Updated: September 30, 2020 8:47:58 pm
The first of three presidential debates between US President Donald Trump and his Democratic contender Joe Biden was unprecedented. The 90-minute event quickly grew chaotic as the candidates — President Trump in particular — resorted to heckling and talking over Biden while debating contentious issues such as the coronavirus pandemic, racial tensions and the economy.
The debate has received scathing reviews and reactions from political commentators, some of whom have gone as far as calling it “a disgusting night for democracy” and a “national humiliation”.
Commentators and experts across the board agreed that the real losers of the night were the American voters. The Atlantic staff writer James Fallows pointed out that the moderator, Fox News anchor Chris Wallace, should have known that Trump would come prepared to steamroll Biden through the debate.
“Maybe Wallace was caught by surprise by Trump’s bellicosity and primate-dominance. (But—c’mon.) Even so, two or three minutes of this should have been enough to adjust. He didn’t adjust. And he let Trump roll over him,” he wrote in The Atlantic. “For tonight I’ll say this was a disgusting moment for democracy.”

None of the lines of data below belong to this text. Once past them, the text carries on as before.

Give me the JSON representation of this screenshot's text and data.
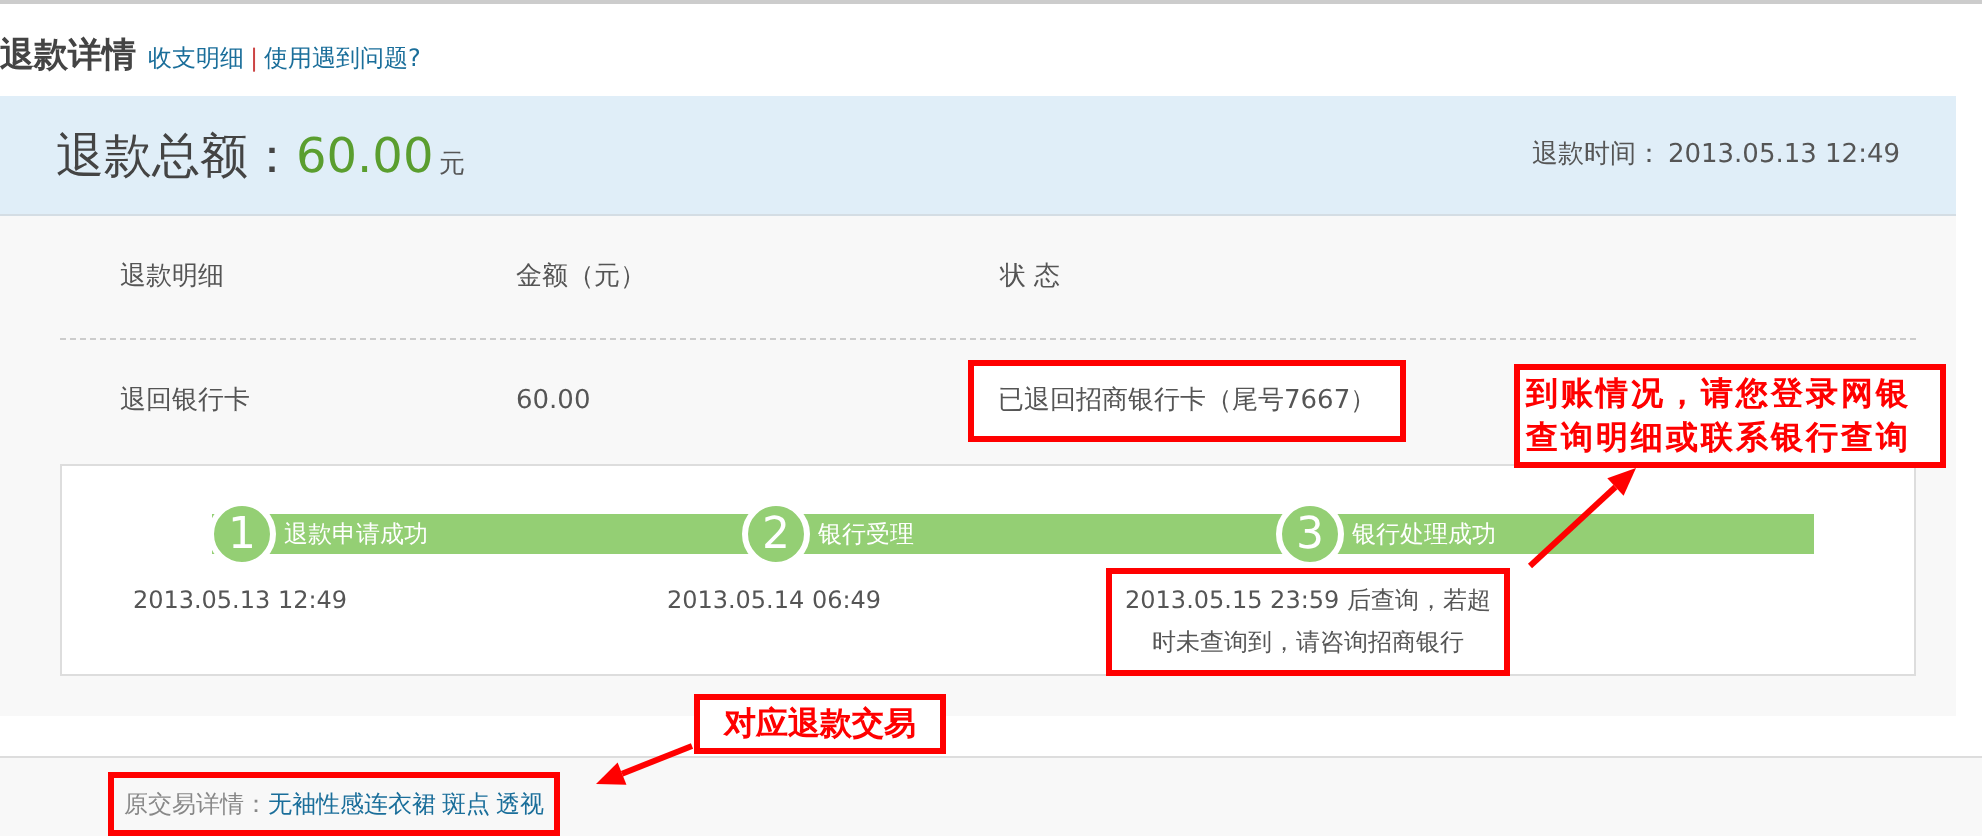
{
  "header": {
    "title": "退款详情",
    "links": [
      "收支明细",
      "使用遇到问题?"
    ],
    "separator": "|"
  },
  "summary": {
    "label": "退款总额：",
    "amount": "60.00",
    "unit": "元",
    "time_label": "退款时间：",
    "time": "2013.05.13 12:49"
  },
  "table": {
    "columns": [
      "退款明细",
      "金额（元）",
      "状 态"
    ],
    "rows": [
      {
        "cells": [
          "退回银行卡",
          "60.00",
          "已退回招商银行卡（尾号7667）"
        ],
        "status_highlighted": true
      }
    ]
  },
  "steps": [
    {
      "number": "1",
      "label": "退款申请成功",
      "time": "2013.05.13 12:49",
      "completed": true,
      "highlighted": false
    },
    {
      "number": "2",
      "label": "银行受理",
      "time": "2013.05.14 06:49",
      "completed": true,
      "highlighted": false
    },
    {
      "number": "3",
      "label": "银行处理成功",
      "time": "2013.05.15 23:59 后查询，若超时未查询到，请咨询招商银行",
      "completed": true,
      "highlighted": true
    }
  ],
  "original_trade": {
    "label": "原交易详情：",
    "links": [
      "无袖性感连衣裙",
      "斑点",
      "透视"
    ],
    "highlighted": true
  },
  "annotations": [
    {
      "kind": "status",
      "text": "到账情况，请您登录网银查询明细或联系银行查询"
    },
    {
      "kind": "trade",
      "text": "对应退款交易"
    }
  ]
}
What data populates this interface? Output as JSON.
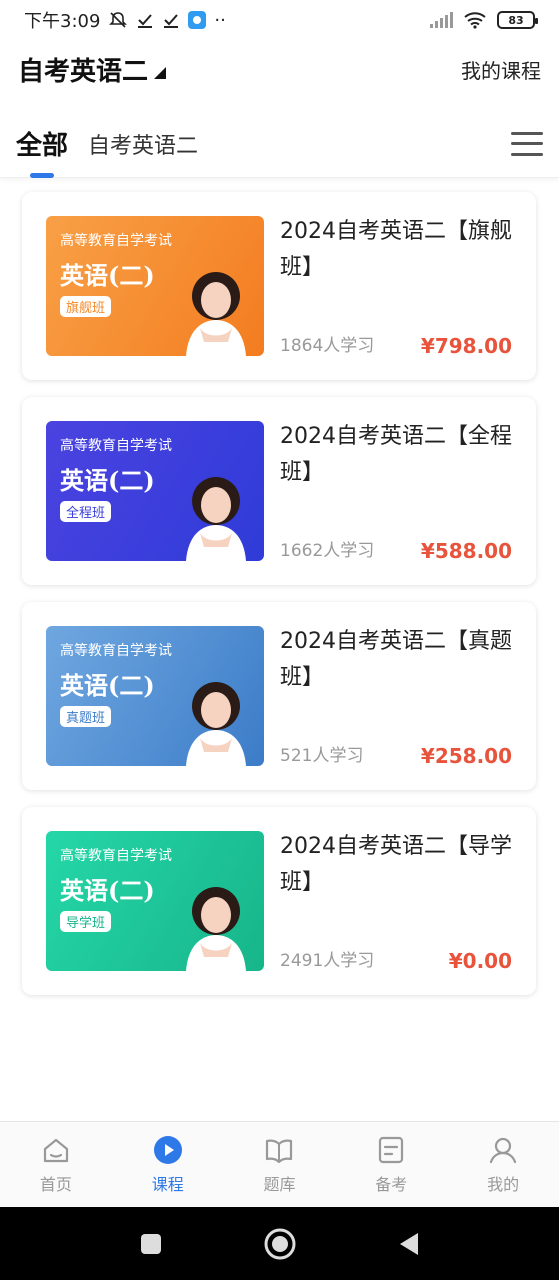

— Really American 🇺🇸 (@ReallyAmerican1) September 30, 2020
The Guardian’s Washington DC bureau chief David Smith described Wallace as a “school supply teacher, hopelessly out of his depth as unruly children run riot”, who failed to enforce the rules during the debate or cut the US Presidents mic when he repeatedly interrupted Biden. “Donald Trump ensured Tuesday’s first US presidential debate was the worst in American history, a national humiliation,” he wrote.
Trump was widely regarded as a playground bully, who refused to back down and fired unnecessarily personal attacks in an attempt to derail Biden.
“He mocked Joe Biden’s mask-wearing and intellectual firepower and seemed more interested in running against the caricature of his opponent than the man himself, once insisting that Mr. Biden supports defunding the police moments after the Democratic nominee made clear he did not,” wrote New York Times’ Matt Flagenheimer and Maggie Haberman.
But the most controversial moment of the night was when President Trump refused to explicitly denounce white supremacists and even directed the far-right group ‘The Proud Boys’ to “stand back and stand by.”
A big takeaway from the first presidential debate: Trump once again refused to condemn white supremacists. Watch his answer when asked directly to do it: “Proud Boys, stand back and stand by.”
— POLITICO (@politico) September 30, 2020
Writing for Politico, John F Harris pointed out that Biden had little choice but to either stick to the rules of the debate and stay mum during Trump’s tirade of abuse or add to the chaos. While he opted for the former for most of the debate, there were points when he appeared to have lost his cool. “Will you shut up, man,” he exclaimed, before resignedly saying, “This is so unpresidential.”
— TIME (@TIME) September 30, 2020
“No need to be priggish about things. In some ways it can be entertaining to see politicians drop all pretense and start hurling their own waste at each other like primates at the zoo. But the intensity and unrelenting nature of the rudeness quickly ceased to be interesting and became simply depressing,” Harris wrote.
The Wall Street Journal called it a “messy debate with multiple attacks”. “Joe Biden gave a more forceful performance than the low expectations set for him by the president and his allies,” the Wall Street Journal’s White House reporter Rebecca Ballhaus wrote.